=== What you will do ===
Where does the word "title" occur in the entries below? Copy every line that has it.

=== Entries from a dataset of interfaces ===
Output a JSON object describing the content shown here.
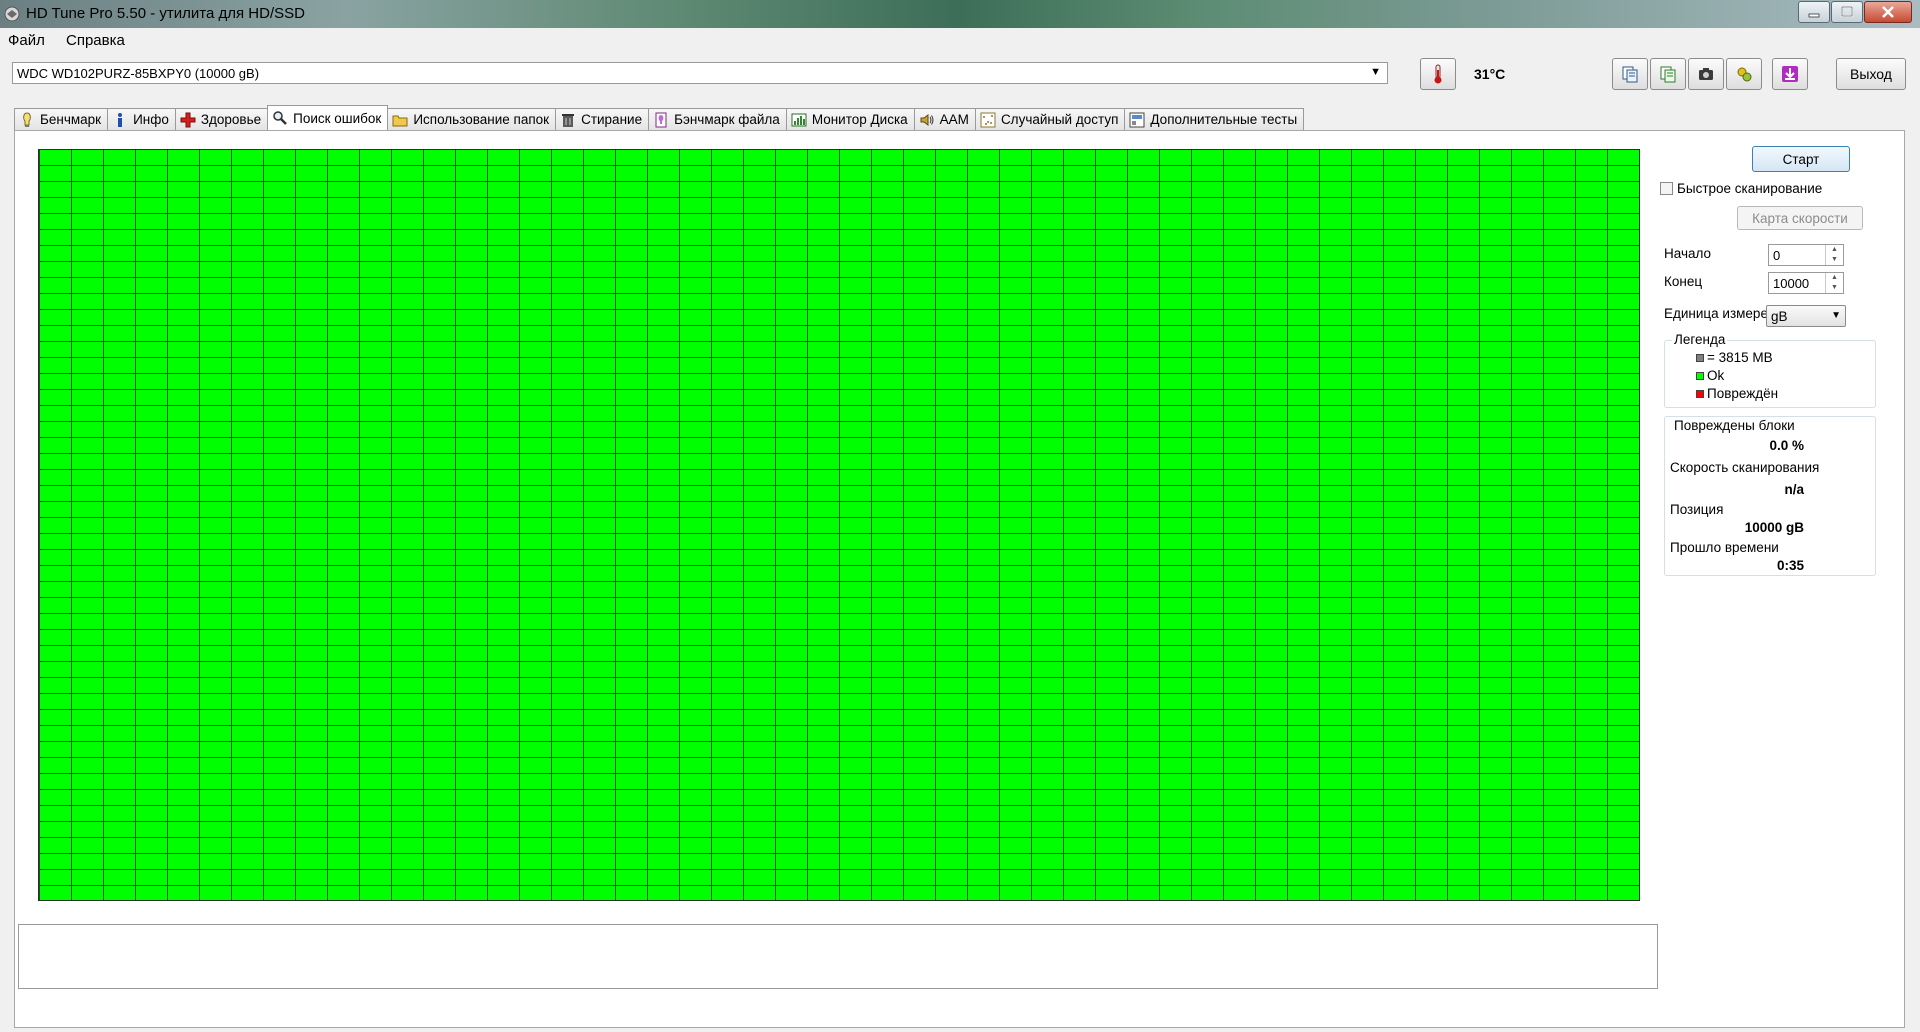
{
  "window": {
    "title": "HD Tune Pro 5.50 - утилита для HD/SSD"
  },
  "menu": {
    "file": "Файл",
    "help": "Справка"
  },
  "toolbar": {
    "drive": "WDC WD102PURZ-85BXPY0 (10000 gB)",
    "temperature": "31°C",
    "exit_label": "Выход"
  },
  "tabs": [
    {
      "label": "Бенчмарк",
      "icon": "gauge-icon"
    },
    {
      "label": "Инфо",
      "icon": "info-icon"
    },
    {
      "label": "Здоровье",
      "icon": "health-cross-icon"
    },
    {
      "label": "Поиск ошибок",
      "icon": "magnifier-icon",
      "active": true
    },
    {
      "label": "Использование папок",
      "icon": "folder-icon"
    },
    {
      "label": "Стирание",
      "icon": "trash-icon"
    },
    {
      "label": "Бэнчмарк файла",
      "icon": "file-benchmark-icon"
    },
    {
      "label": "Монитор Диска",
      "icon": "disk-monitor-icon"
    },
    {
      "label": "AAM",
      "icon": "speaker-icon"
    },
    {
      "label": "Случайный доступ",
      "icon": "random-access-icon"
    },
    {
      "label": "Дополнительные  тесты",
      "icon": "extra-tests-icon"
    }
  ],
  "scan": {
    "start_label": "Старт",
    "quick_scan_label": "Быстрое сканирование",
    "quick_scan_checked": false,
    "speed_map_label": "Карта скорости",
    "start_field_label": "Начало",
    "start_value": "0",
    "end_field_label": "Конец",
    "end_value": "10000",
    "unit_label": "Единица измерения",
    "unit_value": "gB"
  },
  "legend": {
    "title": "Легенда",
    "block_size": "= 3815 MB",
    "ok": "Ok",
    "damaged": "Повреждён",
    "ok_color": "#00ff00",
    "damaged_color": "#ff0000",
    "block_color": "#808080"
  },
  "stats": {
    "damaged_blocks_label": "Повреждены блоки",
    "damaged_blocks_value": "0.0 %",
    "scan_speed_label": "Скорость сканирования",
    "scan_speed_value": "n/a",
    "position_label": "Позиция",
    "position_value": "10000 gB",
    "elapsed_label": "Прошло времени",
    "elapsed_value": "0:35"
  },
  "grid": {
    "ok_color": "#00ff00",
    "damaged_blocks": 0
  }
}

=== Exercise answer ===
    "title": "HD Tune Pro 5.50 - утилита для HD/SSD"
    "title": "Легенда",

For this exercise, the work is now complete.